On the off-chance that you missed that last offense, here’s a brief background: Carroll is one of the many women who have accused Trump of sexual assault. She alleged that he raped her some 20 years ago, and when he responded in true Trumpian fashion that he’d never even met her (as usual, there are contemporaneous photographs to the contrary) and she “wasn’t his type,” she sued him for defamation.The courts have thus far refused to dismiss or halt that lawsuit.

Now, lawyers with the Department of Justice (presumably with straight faces) are arguing that Trump was acting in his official capacity as president when he denied knowing her and thus should be defended by the DOJ, which is funded by taxpayer dollars. As Richardson reported,

CNN legal analyst Elie Honig called this “a wild stretch by DOJ…. I can’t remotely conceive how DOJ can argue with a straight face that it is somehow within the official duties of the President to deny a claim that he committed sexual assault years before he took office.” He continued: “This is very much consistent with Barr’s well-established pattern of distorting fact and law to protect Trump and his allies.”

(I am at a loss to understand Barr, who–unlike Trump– is not stupid. My operating theories since he began acting like the President’s consiglieri vacillate between mental illness and blackmail, since he clearly knows that history will not be kind…)

All this is, in a fashion, beside the point. 
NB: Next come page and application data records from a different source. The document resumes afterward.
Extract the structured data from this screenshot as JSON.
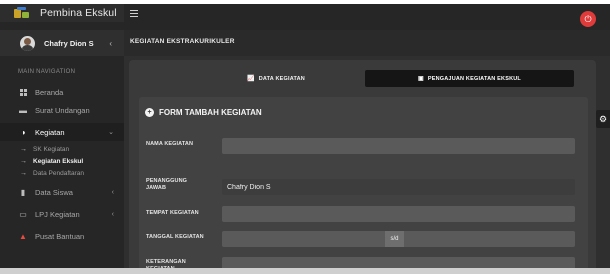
{
  "app": {
    "title": "Pembina Ekskul",
    "user_name": "Chafry Dion S"
  },
  "sidebar": {
    "header": "MAIN NAVIGATION",
    "items": [
      {
        "label": "Beranda",
        "icon": "dashboard-grid-icon"
      },
      {
        "label": "Surat Undangan",
        "icon": "mail-icon"
      },
      {
        "label": "Kegiatan",
        "icon": "circle-half-icon",
        "active": true
      },
      {
        "label": "Data Siswa",
        "icon": "book-icon"
      },
      {
        "label": "LPJ Kegiatan",
        "icon": "report-icon"
      },
      {
        "label": "Pusat Bantuan",
        "icon": "warning-triangle-icon"
      }
    ],
    "sub_items": [
      {
        "label": "SK Kegiatan"
      },
      {
        "label": "Kegiatan Ekskul",
        "current": true
      },
      {
        "label": "Data Pendaftaran"
      }
    ]
  },
  "breadcrumb": "KEGIATAN EKSTRAKURIKULER",
  "tabs": {
    "data": "DATA KEGIATAN",
    "pengajuan": "PENGAJUAN KEGIATAN EKSKUL"
  },
  "form": {
    "title": "FORM TAMBAH KEGIATAN",
    "fields": {
      "nama": {
        "label": "NAMA KEGIATAN",
        "value": ""
      },
      "penanggung_1": "PENANGGUNG",
      "penanggung_2": "JAWAB",
      "penanggung_value": "Chafry Dion S",
      "tempat": {
        "label": "TEMPAT KEGIATAN",
        "value": ""
      },
      "tanggal": {
        "label": "TANGGAL KEGIATAN",
        "separator": "s/d"
      },
      "keterangan_1": "KETERANGAN",
      "keterangan_2": "KEGIATAN"
    }
  },
  "colors": {
    "accent_power": "#e03b3b",
    "sidebar_bg": "#262626",
    "danger_icon": "#e84a3f"
  }
}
Much has been made of Trump’s ability to distract—to point to the “shiny object” (squirrel!!), to create a new outrage in order to distract attention and media from his most recent crimes and misdemeanors. It’s true that the media turns its attention to the most recent example of norm-and-rule breaking, but what makes this constant misbehavior a really effective distraction is simply the “fire hose” rate of discoveries of the administration’s corruption and incompetence.

It becomes impossible to keep up–and it exhausts those of us who continue to try.

The sheer volume of the misbehavior prevents the sort of continued, in-depth reporting of  a single incident of unethical or criminal behavior–the sort of ongoing media attention that would be paid to such incidents occurring in past administrations. Think of the amount and duration of reporting on Clinton’s dalliance with Monica Lewinsky, or the Watergate break-in. Substantial research has shown that it takes numerous repetitions of news items before they “sink in” and become common knowledge.

Historians will undoubtedly have a field day with the literally hundreds of examples of this administration’s criminal, unethical and deeply disturbing behaviors, but the rapidity with which these incidents come to our attention and then vanish means that they barely have time to make an impression on the significant number of citizens who do not follow political issues closely.

There’s an analogy here to that old joke to the effect that, if you have run over someone with your car and maimed them, you’d do well to back up and finish them off.  A few corrupt transactions will attract sustained attention, but the daily trashing of laws and norms will simply wear us out.